Immigration penalties leave a bitter taste
20 February, 2013
Fall foul of the law on migrant workers and you could be looking at fines of up to £10,000 per employee, and jail terms for company managers, Damian Mohammed warns
Events last summer, such as Tesco being fined £115,000 for employing illegal workers, has, not surprisingly led to a general increase in anxiety among UK employers with regards to immigration compliance.
The UK Border Agency (UKBA) is putting more resources into compliance, with a visible rise in the number of announced and unannounced visits to UK businesses. With six published raids on restaurants and takeaways in January alone you might be starting to feel a little uneasy: even more so when you hear that it is not just local high street takeaways that are on the receiving end of these raids, but some of the bigger names in the industry.
Never has there been a more pressing time for immigration compliance to be high on the boardroom agenda, including the upkeep of your company’s sponsor licence if you have one (and if you don’t you should by now be asking yourself, do you need one?). It is no overstatement to say that failure to understand your duties both at a senior level, and also across the organisation as a whole could lead to major implications for the company financially and for its reputation.
So what are the key issues that should be at the top of the menu?
Compliance no longer simply equals visas
Compliance no longer simply means getting the right visas to enable your migrant employees to work legally in the UK. The introduction of the points-based system back in 2008 has meant that the onus to track and report on migrant activity now falls squarely on the employer. There are numerous requirements for employers to obtain and maintain detailed and accurate records relating to their sponsored migrants. Failure to do so can result in civil penalties of up to £10,000 per illegal worker and criminal penalties which include up to two years’ imprisonment in the worst cases. If you or a member of your senior management team are listed as the authorising officer on the company’s sponsor licence, or indeed for others involved in the recruitment of migrant workers for the company, there is also the potential for these penalties to be levied against you personally rather than just the corporate entity.
Recruitment and on-boarding
Even if you feel that the issues of compliance are understood at senior management level, are you confident that this level of understanding is being filtered down to your managers and staff on the ground? The high
profile revocation of London Metropolitan University’s licence last year is a case in point, where it has been reported that appropriate systems and processes were insufficient to meet the university’s duties as a sponsor of students to the UK.

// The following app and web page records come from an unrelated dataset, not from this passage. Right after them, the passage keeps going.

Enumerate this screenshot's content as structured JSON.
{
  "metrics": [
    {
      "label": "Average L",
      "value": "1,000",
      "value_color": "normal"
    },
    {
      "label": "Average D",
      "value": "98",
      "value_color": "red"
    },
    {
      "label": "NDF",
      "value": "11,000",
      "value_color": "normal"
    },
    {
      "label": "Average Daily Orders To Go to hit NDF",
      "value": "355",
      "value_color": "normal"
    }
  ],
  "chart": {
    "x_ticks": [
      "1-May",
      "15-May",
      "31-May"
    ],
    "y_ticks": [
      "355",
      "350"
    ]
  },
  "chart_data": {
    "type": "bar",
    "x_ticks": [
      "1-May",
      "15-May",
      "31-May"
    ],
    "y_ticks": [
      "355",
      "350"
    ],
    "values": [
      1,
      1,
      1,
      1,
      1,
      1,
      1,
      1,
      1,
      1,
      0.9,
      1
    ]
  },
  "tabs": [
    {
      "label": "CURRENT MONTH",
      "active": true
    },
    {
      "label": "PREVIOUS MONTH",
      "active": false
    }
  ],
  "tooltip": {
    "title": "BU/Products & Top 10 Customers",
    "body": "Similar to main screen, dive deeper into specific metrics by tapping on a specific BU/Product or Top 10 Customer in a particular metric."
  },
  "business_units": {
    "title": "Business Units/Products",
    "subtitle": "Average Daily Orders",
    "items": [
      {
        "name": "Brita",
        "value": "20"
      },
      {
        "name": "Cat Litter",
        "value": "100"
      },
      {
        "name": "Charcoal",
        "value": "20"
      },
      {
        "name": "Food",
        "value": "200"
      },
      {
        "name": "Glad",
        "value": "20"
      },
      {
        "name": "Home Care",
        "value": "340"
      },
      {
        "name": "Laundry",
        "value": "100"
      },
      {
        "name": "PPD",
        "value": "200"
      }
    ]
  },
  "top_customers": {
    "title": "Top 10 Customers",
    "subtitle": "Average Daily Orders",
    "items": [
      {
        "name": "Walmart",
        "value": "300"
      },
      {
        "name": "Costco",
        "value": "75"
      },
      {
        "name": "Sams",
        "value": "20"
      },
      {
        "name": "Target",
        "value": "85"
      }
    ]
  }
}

For example, for employers, not only is it necessary to check the right to work of every prospective employee before they start working for you, regardless of their nationality or what role they are filling, for non-EEA (European Economic Area) nationals there may be additional requirements including helping them to obtain the appropriate work permission. This in turn can lead to having to meet certain requirements with respect to methods of recruitment, the skills levels of individuals and meeting minimum salary levels (which are quite distinct and separate from the minimum wage). Failure to meet these requirements similarly puts your business at risk.
The question of Europe
Many in the catering and hospitality industry rely on workers from Europe to fill their ground-level positions, but with Europe it isn’t quite as straight forward as it seems. Admittedly most European nationals, including the majority of those from the accession states who joined the EU in 2004 (the Czech Republic, Estonia, Hungary, Latvia, Lithuania, Poland, Slovakia, Slovenia) are able to live and work here without restriction. But are you aware that transitional arrangements are still in place for nationals of Bulgaria and Romania? These nationals still require work permission in order to work legally here in the UK and will do so until the end of 2013, when the restrictions are lifted. Similarly, when Croatia joins the EU on 1st July this year, its nationals will require work permission in most instances in order to take up work.
Missing these nuances in the law could leave you in hot water with the UKBA, and it is vital that your senior staff and hiring managers are made fully aware of them in order to protect your business. The view, therefore, that immigration compliance is a simple HR issue is a long-gone fallacy, and it is undoubtedly time that the matter is taken seriously at the highest corporate levels and enforced from the top down.
If you are interested in understanding more about implementing a UK immigration strategy, register for Newland Chase’s free seminar on 7 March in London. Email firstname.lastname@example.org or call 020 7001 2134 for further details.